**TASK INSTRUCTIONS**
Nothing but the lines from the one containing "Extract the structured" through the last line of the data below should be returned, each exactly as it stands, pictures excluded.
━━━ RECORDS FOR THIS TASK ━━━
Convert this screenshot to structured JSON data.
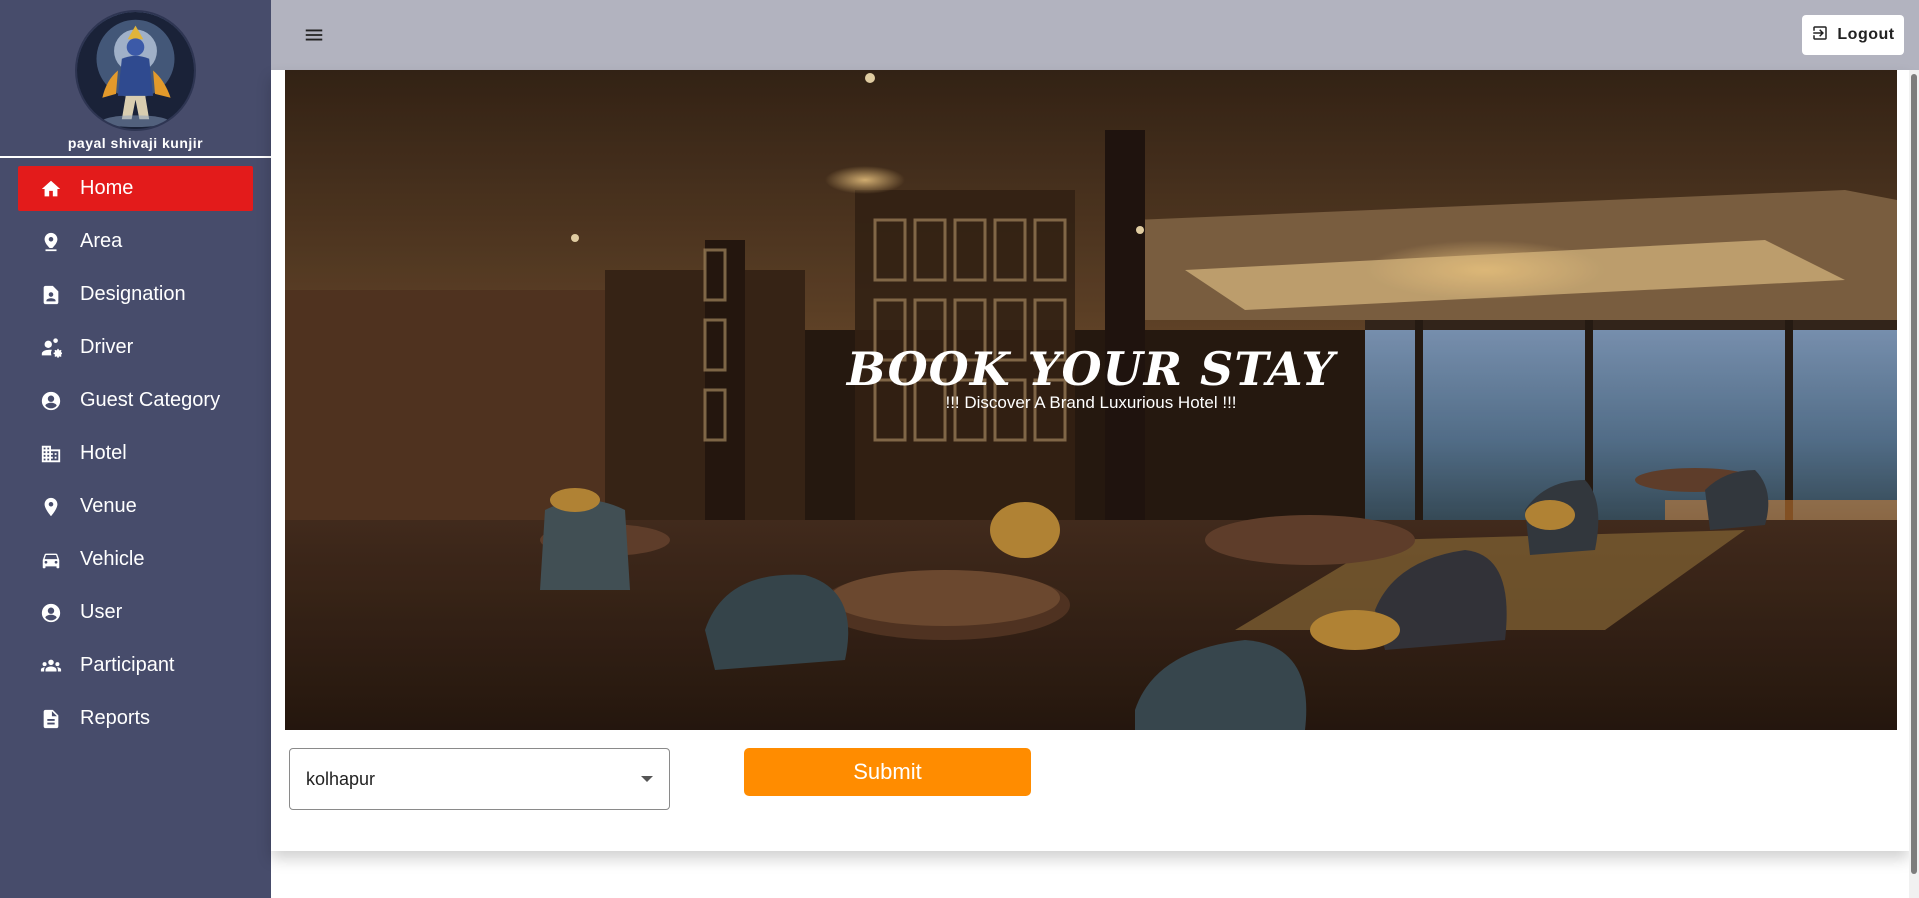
{
  "sidebar": {
    "user_name": "payal shivaji kunjir",
    "items": [
      {
        "label": "Home",
        "icon": "home-icon",
        "active": true
      },
      {
        "label": "Area",
        "icon": "location-pin-icon"
      },
      {
        "label": "Designation",
        "icon": "badge-document-icon"
      },
      {
        "label": "Driver",
        "icon": "people-gear-icon"
      },
      {
        "label": "Guest Category",
        "icon": "account-circle-icon"
      },
      {
        "label": "Hotel",
        "icon": "building-icon"
      },
      {
        "label": "Venue",
        "icon": "place-marker-icon"
      },
      {
        "label": "Vehicle",
        "icon": "car-icon"
      },
      {
        "label": "User",
        "icon": "account-circle-icon"
      },
      {
        "label": "Participant",
        "icon": "group-icon"
      },
      {
        "label": "Reports",
        "icon": "document-icon"
      }
    ]
  },
  "header": {
    "menu_icon": "menu-icon",
    "logout_label": "Logout",
    "logout_icon": "logout-icon"
  },
  "hero": {
    "title": "BOOK YOUR STAY",
    "subtitle": "!!! Discover A Brand Luxurious Hotel !!!"
  },
  "form": {
    "city_value": "kolhapur",
    "submit_label": "Submit"
  },
  "colors": {
    "sidebar": "#474c6b",
    "active_item": "#e31b1b",
    "topbar": "#b2b3bf",
    "submit": "#ff8c00"
  }
}
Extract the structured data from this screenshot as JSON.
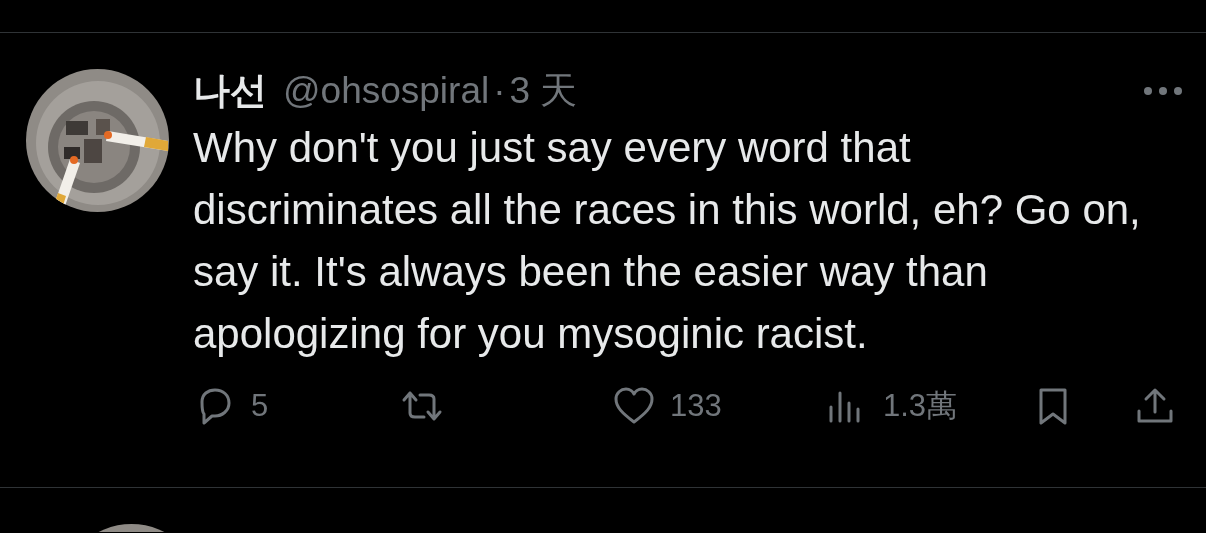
{
  "tweet": {
    "display_name": "나선",
    "handle": "@ohsospiral",
    "separator": "·",
    "time": "3 天",
    "text": "Why don't you just say every word that discriminates all the races in this world, eh? Go on, say it. It's always been the easier way than apologizing for you mysoginic racist.",
    "actions": [
      {
        "kind": "reply",
        "count": "5"
      },
      {
        "kind": "retweet"
      },
      {
        "kind": "like",
        "count": "133"
      },
      {
        "kind": "views",
        "count": "1.3萬"
      },
      {
        "kind": "bookmark"
      },
      {
        "kind": "share"
      }
    ]
  }
}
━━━
**SOLVED PROBLEM**
Extract the structured data from this screenshot as JSON.
{
  "tweet": {
    "display_name": "나선",
    "handle": "@ohsospiral",
    "separator": "·",
    "time": "3 天",
    "text": "Why don't you just say every word that discriminates all the races in this world, eh? Go on, say it. It's always been the easier way than apologizing for you mysoginic racist.",
    "actions": [
      {
        "kind": "reply",
        "count": "5"
      },
      {
        "kind": "retweet"
      },
      {
        "kind": "like",
        "count": "133"
      },
      {
        "kind": "views",
        "count": "1.3萬"
      },
      {
        "kind": "bookmark"
      },
      {
        "kind": "share"
      }
    ]
  }
}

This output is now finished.